The City Hall Interchange made a sound that could have been mistaken for a laugh. “Yeah, we all noticed. Still cannot get over the break-up, huh?”

He had wondered, then, what the passing girl had seen, a crazy guy talking to himself and shuffling his feet in the middle of the MRT station, and he had felt a sudden stab of anger. “Shut up,” he had said, and stepped around the City Hall Interchange. “Don’t you have a job to do?”

He had hurried off into the depths of the mall, and behind him the City Hall Interchange had laughed and called out, “So you try avoid everybody, but the moment your boss calls you come running back, huh? Like a little bitch.”

“Shut up,” he had mumbled and threaded his way through the Friday lunch crowds, down subterranean mall corridors that twisted like coils of intestines, infested with storefronts like insect hives, everything blending into one anonymous eye-burning smear of places that he no longer recognised. Fast cars, superstars. All of the lights.

Continue reading

Captain Bells & The Oppression Of Vocabulary

“Bells”, Howie said in exasperation, “These printed plates are full of nonsense.”

“They are not,” the captain replied, not even looking up from the starchart he was annotating.

“I beg to differ!” The first mate stormed towards his captain’s table, and dropped half a dozen printouts onto it with a clatter. “Have a look: ‘MUCH PLEASED TO HEAR NEWS REVERT PLEASE’.” He pointed, triumphantly, to the offending word. “What does this mean? I do not think there is supposed to be a word there, it does not make any sense.” He grabbed another plate. “Here, an inexplicable interjection of the word ‘input’, and it is in the plural form. I had not known that input was a countable object. Very surprising indeed. Look at this, ‘synergy’. I’ve have never heard of such a word. Might it be a mis-spelling of ‘energy’, perhaps?”

“Escapees”, Bells said.

“It is a mis-spelling of ‘escapees’?”

“No, I mean that the words themselves are escapees. I do collect them, if you haven’t noticed. I keep them in a spare pocket, here,” he said and patted his coat. Then his face crumpled into a frown. “It is not a happy place, though, as I fear that ‘floccinaucinihilipilification’ has become rather a bully as of late. I can only assume that those words escaped to flee the persecution they faced.”

Howie, rendered speechless, merely stared at him.

100 Word Fiction #15: Taxi Fare

“Call a cab,” the woman said.

He looked. It was a number on a scrap of paper. “That’s it? You’re not going to help me?”

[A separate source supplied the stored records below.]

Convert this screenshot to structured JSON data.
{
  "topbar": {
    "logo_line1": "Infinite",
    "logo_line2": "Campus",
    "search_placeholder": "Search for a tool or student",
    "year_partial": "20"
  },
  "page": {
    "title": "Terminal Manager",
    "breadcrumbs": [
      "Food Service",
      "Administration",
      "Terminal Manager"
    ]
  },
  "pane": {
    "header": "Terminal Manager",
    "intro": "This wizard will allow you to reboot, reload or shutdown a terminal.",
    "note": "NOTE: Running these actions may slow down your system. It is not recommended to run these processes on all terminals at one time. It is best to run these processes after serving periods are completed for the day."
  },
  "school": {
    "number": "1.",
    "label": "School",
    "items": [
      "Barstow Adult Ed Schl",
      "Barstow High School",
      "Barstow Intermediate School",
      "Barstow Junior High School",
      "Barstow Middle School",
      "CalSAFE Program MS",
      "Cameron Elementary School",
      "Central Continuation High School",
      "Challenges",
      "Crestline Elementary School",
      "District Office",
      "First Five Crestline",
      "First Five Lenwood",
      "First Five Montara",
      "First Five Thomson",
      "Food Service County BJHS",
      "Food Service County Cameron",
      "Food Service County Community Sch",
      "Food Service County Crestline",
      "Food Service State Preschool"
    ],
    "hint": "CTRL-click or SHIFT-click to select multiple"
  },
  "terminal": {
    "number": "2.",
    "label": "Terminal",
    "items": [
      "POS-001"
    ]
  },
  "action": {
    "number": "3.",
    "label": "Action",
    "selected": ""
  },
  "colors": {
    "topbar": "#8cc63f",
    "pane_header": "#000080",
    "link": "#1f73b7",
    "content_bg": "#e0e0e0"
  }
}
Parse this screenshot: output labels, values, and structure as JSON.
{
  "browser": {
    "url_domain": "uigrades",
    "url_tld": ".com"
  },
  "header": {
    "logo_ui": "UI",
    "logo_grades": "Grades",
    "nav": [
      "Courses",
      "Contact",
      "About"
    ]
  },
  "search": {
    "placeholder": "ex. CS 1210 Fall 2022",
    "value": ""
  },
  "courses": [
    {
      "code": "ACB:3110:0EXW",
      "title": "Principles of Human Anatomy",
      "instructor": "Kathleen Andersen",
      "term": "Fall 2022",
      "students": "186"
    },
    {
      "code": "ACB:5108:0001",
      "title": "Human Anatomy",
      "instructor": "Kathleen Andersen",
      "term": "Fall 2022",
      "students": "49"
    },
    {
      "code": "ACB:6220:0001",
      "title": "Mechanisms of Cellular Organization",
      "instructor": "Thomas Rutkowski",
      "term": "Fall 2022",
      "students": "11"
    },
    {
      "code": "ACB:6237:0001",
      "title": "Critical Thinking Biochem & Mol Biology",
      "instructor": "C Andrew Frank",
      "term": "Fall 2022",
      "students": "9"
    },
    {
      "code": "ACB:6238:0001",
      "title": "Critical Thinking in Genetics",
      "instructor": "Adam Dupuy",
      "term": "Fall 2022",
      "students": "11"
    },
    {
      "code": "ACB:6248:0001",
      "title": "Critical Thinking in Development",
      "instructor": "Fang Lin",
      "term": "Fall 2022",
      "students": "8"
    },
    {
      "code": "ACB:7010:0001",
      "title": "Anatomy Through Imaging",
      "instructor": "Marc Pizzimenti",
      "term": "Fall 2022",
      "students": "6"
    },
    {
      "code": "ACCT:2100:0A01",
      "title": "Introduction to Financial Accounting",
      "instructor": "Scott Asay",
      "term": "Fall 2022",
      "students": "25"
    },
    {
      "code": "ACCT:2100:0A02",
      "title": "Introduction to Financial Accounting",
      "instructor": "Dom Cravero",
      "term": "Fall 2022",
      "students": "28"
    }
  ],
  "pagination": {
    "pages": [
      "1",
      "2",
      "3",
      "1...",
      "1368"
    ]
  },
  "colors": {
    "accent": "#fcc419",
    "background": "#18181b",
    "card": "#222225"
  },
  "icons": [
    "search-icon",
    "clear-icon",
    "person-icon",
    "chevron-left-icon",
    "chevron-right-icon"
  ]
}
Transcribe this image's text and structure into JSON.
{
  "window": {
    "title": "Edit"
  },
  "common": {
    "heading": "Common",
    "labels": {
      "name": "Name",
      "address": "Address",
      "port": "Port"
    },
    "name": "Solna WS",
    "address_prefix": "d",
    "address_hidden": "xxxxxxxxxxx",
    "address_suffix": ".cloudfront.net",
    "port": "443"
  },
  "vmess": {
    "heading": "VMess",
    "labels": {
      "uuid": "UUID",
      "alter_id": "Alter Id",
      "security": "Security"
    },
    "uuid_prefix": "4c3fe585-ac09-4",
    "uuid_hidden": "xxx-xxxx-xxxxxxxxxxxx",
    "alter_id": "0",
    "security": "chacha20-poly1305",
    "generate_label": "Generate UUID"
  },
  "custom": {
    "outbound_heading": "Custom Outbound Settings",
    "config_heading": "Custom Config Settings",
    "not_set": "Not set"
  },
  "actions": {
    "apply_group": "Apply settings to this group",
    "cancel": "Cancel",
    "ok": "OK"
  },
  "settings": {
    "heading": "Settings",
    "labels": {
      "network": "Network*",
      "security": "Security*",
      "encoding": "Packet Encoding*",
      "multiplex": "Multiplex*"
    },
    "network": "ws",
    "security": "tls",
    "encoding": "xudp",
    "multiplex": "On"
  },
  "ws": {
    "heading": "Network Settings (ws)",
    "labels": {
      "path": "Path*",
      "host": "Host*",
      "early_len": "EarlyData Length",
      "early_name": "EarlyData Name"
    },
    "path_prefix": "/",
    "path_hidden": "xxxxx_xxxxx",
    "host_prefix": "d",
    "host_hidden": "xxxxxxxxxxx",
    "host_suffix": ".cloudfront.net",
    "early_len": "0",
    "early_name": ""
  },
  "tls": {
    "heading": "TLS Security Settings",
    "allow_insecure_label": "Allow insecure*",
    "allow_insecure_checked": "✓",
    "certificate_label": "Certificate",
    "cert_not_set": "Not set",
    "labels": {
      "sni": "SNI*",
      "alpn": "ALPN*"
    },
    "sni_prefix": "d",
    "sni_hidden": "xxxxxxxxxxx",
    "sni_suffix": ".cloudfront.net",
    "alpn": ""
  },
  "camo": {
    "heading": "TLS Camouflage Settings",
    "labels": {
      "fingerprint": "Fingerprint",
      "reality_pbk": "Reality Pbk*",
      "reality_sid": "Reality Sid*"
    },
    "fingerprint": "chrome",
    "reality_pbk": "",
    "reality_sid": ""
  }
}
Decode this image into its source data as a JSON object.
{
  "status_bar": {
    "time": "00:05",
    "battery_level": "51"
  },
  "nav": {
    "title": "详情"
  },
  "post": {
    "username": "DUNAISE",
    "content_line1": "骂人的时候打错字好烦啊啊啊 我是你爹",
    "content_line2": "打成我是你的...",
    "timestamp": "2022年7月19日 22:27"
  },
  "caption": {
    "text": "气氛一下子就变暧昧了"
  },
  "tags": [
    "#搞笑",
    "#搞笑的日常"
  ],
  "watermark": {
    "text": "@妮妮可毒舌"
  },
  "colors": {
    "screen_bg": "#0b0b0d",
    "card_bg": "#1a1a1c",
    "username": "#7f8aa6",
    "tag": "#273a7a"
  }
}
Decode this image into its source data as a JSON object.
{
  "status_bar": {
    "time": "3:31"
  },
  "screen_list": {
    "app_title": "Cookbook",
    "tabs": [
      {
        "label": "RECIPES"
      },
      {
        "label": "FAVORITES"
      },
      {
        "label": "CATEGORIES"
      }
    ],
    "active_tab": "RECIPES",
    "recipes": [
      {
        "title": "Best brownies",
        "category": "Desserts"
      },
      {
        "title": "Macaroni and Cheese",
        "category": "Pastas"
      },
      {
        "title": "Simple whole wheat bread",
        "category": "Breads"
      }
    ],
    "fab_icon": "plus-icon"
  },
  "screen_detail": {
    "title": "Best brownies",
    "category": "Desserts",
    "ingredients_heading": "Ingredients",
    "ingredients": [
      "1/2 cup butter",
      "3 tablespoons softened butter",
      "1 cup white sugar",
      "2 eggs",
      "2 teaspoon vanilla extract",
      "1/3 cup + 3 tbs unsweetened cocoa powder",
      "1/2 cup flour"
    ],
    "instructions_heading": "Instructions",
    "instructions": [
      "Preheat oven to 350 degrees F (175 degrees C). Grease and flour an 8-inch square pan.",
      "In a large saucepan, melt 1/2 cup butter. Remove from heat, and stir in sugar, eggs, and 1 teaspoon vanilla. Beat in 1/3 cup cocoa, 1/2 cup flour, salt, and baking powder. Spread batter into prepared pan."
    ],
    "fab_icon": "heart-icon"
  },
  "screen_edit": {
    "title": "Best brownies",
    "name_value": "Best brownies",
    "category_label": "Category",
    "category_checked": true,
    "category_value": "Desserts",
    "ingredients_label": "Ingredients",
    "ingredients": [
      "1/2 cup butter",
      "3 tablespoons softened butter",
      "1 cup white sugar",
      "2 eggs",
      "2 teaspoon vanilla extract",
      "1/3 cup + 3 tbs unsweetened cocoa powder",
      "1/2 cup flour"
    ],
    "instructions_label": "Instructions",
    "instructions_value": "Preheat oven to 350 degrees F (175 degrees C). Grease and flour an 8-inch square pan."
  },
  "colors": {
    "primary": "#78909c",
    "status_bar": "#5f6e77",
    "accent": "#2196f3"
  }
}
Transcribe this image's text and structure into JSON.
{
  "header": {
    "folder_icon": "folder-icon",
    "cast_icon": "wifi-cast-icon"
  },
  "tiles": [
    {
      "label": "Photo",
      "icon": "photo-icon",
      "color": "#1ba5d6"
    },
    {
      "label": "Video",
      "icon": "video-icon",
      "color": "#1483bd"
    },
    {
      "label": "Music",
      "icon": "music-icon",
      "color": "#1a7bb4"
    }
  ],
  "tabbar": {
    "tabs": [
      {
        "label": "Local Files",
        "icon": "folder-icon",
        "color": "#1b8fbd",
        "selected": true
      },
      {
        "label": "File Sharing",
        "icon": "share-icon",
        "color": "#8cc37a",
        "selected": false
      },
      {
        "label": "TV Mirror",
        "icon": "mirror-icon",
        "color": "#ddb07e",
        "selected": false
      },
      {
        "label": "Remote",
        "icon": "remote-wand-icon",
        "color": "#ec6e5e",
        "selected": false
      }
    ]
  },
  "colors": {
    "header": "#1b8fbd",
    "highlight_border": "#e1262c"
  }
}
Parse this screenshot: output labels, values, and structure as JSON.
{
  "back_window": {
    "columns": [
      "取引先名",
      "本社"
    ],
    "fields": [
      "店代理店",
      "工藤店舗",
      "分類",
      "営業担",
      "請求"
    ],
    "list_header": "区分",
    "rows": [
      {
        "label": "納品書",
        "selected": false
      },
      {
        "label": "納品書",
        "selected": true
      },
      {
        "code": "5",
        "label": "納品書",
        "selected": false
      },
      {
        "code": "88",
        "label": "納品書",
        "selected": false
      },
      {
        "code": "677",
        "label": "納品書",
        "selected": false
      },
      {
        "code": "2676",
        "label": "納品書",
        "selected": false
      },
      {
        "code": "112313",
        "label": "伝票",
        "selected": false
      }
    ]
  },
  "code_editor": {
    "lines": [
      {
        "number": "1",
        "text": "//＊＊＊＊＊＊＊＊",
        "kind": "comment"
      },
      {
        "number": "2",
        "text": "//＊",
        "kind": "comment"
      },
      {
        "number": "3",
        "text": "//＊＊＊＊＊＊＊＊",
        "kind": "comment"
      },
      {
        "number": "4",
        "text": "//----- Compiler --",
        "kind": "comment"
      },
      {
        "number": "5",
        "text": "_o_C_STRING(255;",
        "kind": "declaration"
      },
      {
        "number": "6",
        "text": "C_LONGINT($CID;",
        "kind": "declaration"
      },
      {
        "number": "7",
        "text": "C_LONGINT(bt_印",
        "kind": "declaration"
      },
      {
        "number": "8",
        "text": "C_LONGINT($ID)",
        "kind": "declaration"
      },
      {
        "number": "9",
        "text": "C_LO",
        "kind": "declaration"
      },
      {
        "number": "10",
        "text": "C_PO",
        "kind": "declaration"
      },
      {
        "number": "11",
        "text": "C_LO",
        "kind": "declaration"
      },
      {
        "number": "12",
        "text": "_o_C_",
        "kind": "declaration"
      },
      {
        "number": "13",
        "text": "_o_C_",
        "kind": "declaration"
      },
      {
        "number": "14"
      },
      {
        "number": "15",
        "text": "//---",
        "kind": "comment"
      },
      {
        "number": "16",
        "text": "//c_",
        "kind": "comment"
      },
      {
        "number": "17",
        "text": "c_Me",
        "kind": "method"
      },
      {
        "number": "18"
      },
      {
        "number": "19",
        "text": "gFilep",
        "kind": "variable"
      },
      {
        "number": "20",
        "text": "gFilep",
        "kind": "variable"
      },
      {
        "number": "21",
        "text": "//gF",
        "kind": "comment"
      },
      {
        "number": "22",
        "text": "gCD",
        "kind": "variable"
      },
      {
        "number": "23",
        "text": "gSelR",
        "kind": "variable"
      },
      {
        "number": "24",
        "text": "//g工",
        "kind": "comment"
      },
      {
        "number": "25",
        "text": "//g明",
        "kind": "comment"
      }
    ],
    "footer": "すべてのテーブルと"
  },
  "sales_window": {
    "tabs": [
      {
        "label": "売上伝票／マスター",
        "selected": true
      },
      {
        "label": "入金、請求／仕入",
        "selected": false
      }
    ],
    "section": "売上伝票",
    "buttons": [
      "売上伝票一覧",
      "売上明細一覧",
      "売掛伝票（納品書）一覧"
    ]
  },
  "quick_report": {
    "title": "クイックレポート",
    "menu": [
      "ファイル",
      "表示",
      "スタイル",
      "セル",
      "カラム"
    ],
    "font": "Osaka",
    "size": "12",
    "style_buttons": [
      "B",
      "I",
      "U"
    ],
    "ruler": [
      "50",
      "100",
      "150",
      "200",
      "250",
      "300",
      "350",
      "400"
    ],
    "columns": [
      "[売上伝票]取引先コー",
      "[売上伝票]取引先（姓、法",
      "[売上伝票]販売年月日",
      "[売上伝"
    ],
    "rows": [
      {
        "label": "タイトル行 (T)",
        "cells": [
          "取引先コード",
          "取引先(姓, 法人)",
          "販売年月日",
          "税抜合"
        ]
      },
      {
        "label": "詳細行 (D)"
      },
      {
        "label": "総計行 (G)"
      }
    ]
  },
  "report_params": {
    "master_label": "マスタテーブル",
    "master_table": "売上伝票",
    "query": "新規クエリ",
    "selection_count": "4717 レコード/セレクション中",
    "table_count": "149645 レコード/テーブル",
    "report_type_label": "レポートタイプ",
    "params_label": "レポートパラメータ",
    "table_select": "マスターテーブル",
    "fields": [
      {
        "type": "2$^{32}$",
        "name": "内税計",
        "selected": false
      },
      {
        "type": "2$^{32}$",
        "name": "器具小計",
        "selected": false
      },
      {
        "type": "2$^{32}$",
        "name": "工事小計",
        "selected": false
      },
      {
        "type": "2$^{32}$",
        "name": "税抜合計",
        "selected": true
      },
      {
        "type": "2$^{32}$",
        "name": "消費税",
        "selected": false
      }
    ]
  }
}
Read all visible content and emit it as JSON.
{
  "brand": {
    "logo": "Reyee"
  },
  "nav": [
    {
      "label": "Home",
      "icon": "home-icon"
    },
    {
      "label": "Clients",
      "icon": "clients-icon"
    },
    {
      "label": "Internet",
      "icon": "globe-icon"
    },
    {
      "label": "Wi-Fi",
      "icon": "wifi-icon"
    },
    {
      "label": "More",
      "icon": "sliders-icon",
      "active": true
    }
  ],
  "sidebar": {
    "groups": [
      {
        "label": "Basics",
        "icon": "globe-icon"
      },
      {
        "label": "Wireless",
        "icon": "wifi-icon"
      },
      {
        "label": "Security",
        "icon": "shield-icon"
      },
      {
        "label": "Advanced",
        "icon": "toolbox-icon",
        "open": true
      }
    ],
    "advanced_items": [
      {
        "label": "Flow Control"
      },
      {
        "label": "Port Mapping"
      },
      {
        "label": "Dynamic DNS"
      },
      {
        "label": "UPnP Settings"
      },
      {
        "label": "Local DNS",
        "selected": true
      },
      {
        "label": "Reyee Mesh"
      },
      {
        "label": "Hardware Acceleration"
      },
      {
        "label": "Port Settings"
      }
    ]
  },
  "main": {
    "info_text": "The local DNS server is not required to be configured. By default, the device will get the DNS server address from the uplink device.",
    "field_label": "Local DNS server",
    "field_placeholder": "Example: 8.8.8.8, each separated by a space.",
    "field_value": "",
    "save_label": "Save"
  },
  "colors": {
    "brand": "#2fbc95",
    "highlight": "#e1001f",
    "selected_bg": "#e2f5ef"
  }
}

The witch patiently rubbed her papery fingers together. “Taxis are my eyes and ears. They prowl the streets everywhere, all the time, even in the night when the buses are asleep and the trains rest in their lairs. And they’re cheap, too: they don’t require much in return. Just the occasional sacrifice, the passenger who boards and is never seen again. I handle that, you don’t have to do anything. Much easier than cats.” She gestured at the piece of paper. “You want to find the girl? They’re your best bet.”